Compression and File Size
One of the most useful image formats is JPEG (short for Joint Photographic Experts Group), which uses a .jpg file extension. JPEG compresses files to create a smaller size file. On a digital camera a "quality" setting sets how much compression is used when saving the file. The levels are often refered to as fine, normal and basic. These settings are associated with a compression ratio.
Set you camera to the highest resolution setting i.e. 2400 x 1800 The higher the level of compression you choose, the smaller the size of the file. A typical compression ratio is 8 to 1. This means that a 3-megabyte (MB) file saved as a compressed JPEG file will be reduced to 375 kilobytes (KB). The drawback to this compression is that every time the file is saved again, a small amount of image quality is lost. This method is similar to making a photocopy of a photocopy of a photocopy. Each successive copy is slightly reduced in quality from the original. If the image is going to be edited and saved numerous times, then another file format such as Tagged Image File Format (TIFF) should be used for the interim saves of the file. The TIFF file format is lossless, it does not lose image quality in exchange for a smaller file size, but it also does not compress files, so files are larger and require more space to store.

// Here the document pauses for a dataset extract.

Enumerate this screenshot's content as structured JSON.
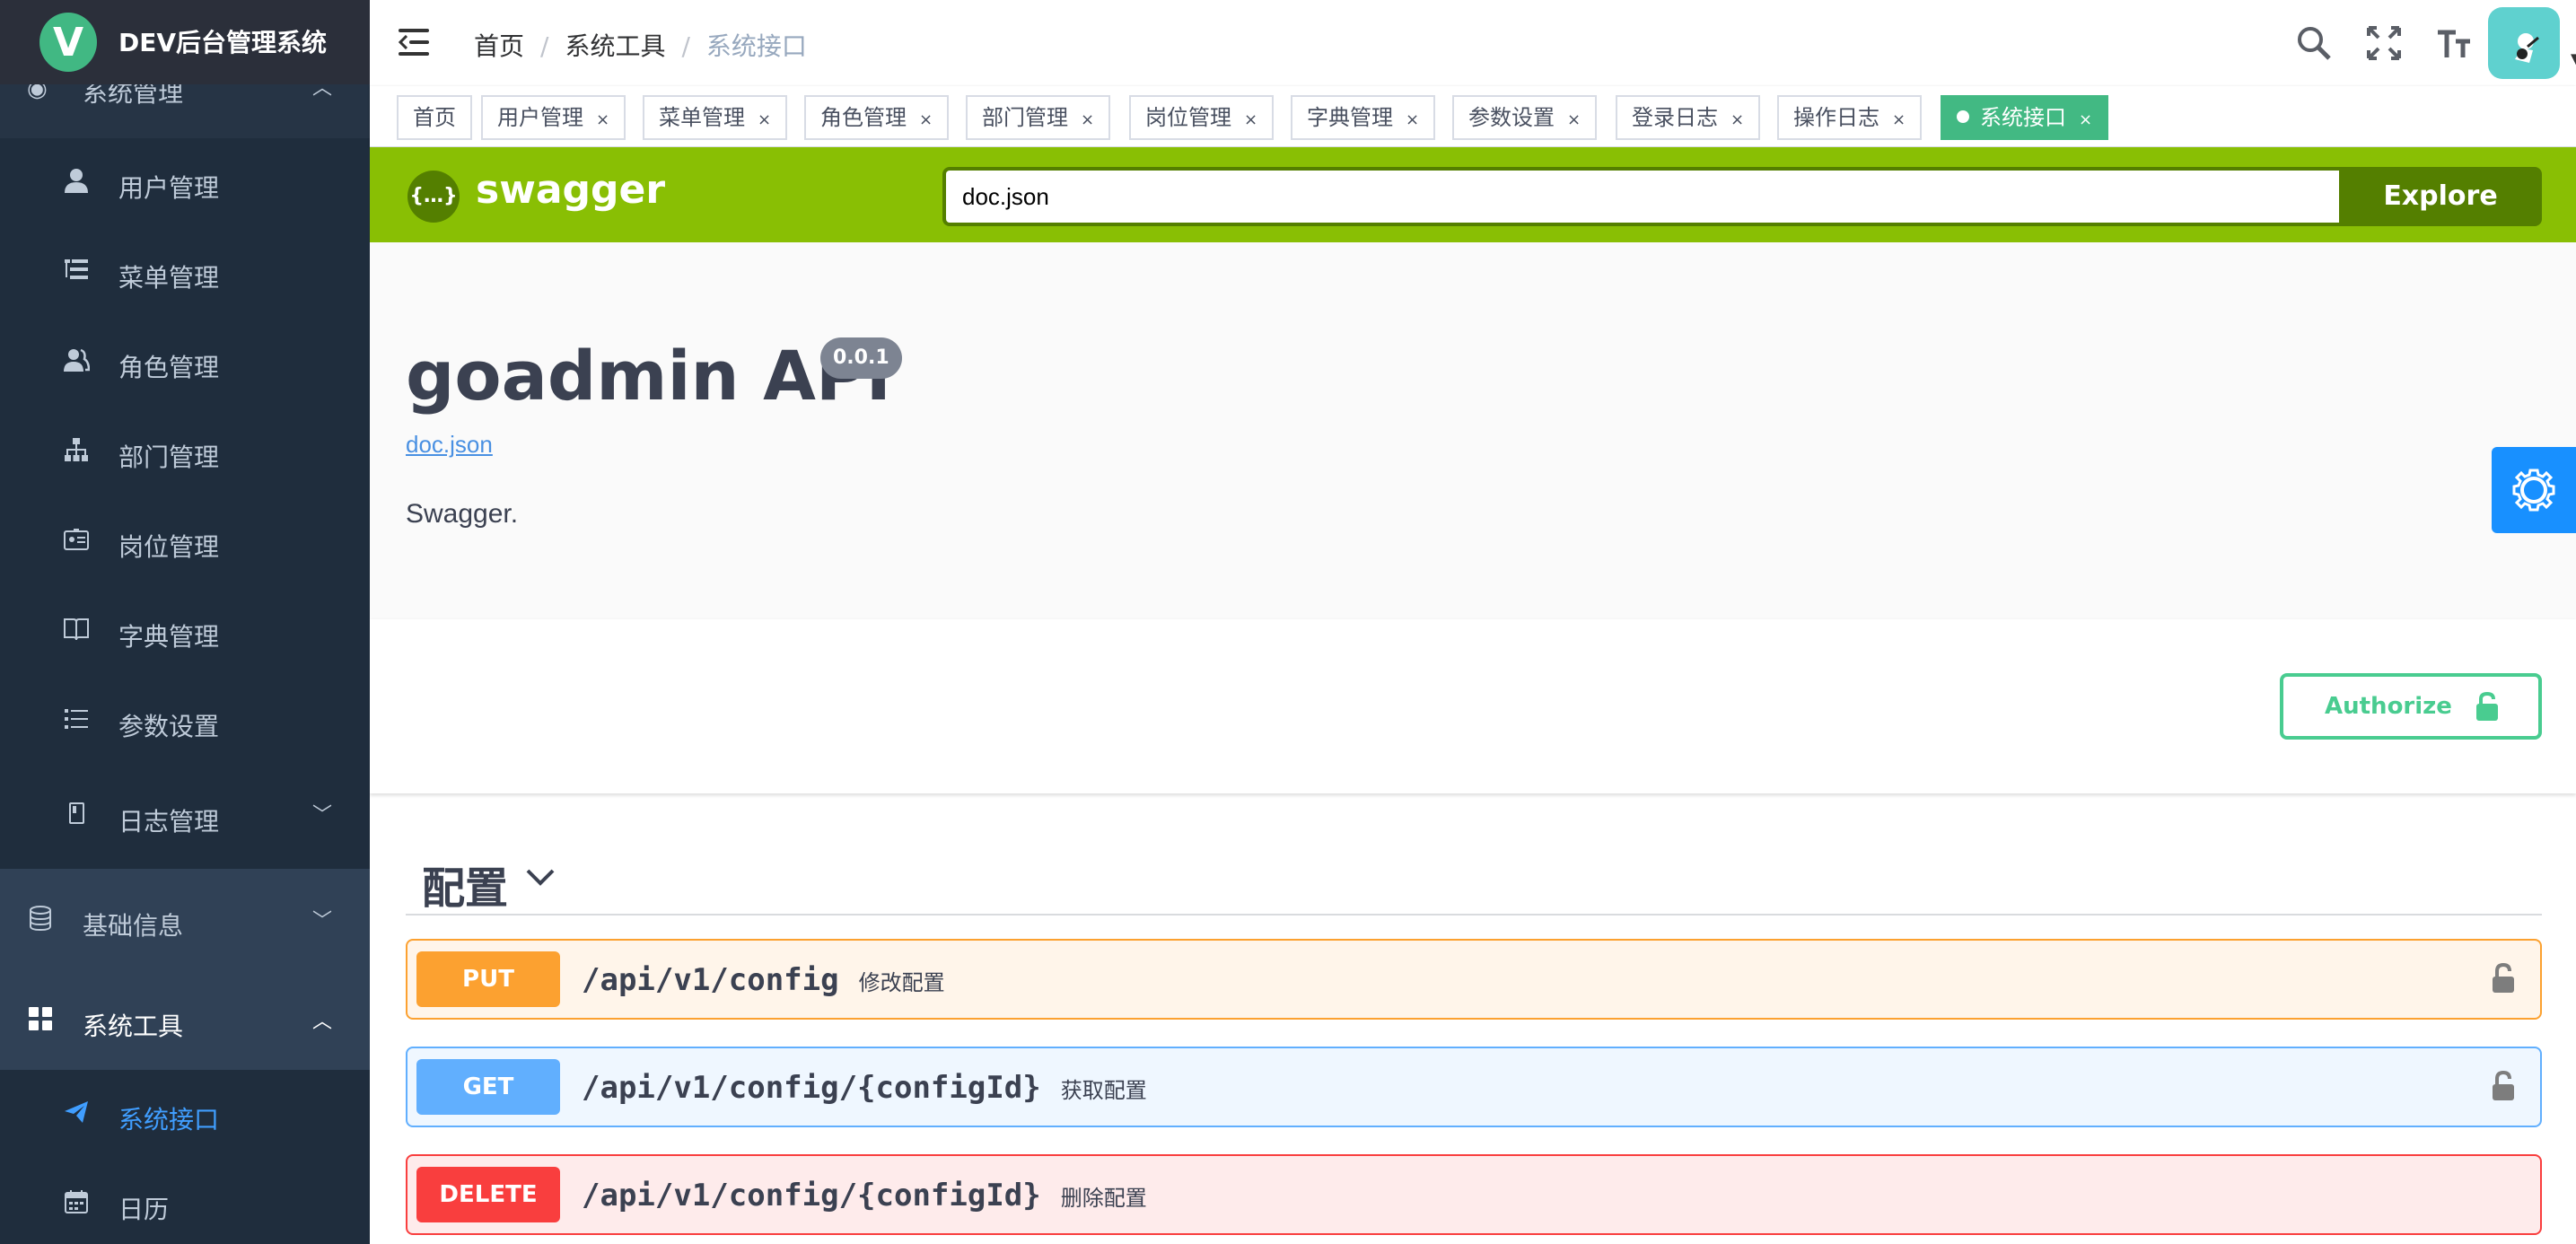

The file sizes and number of images stored on memory are an average only. As is the case with JPEG it's difficult to predict the size of an image because it will vary a fair amount depending on the content of the image (especially the amount of detail captured). For example, take a photograph of a fairly empty wall and you'll get a small JPEG, take a photograph of a crowd of people with a lot of detail and you'll get a larger image. Different camera manufacturers also use slightly different compression ratios and different terms for describing them (see the table extreme bottom for conversion of manufacturers terms).
NB: All sizes will crop slightly in one dimension.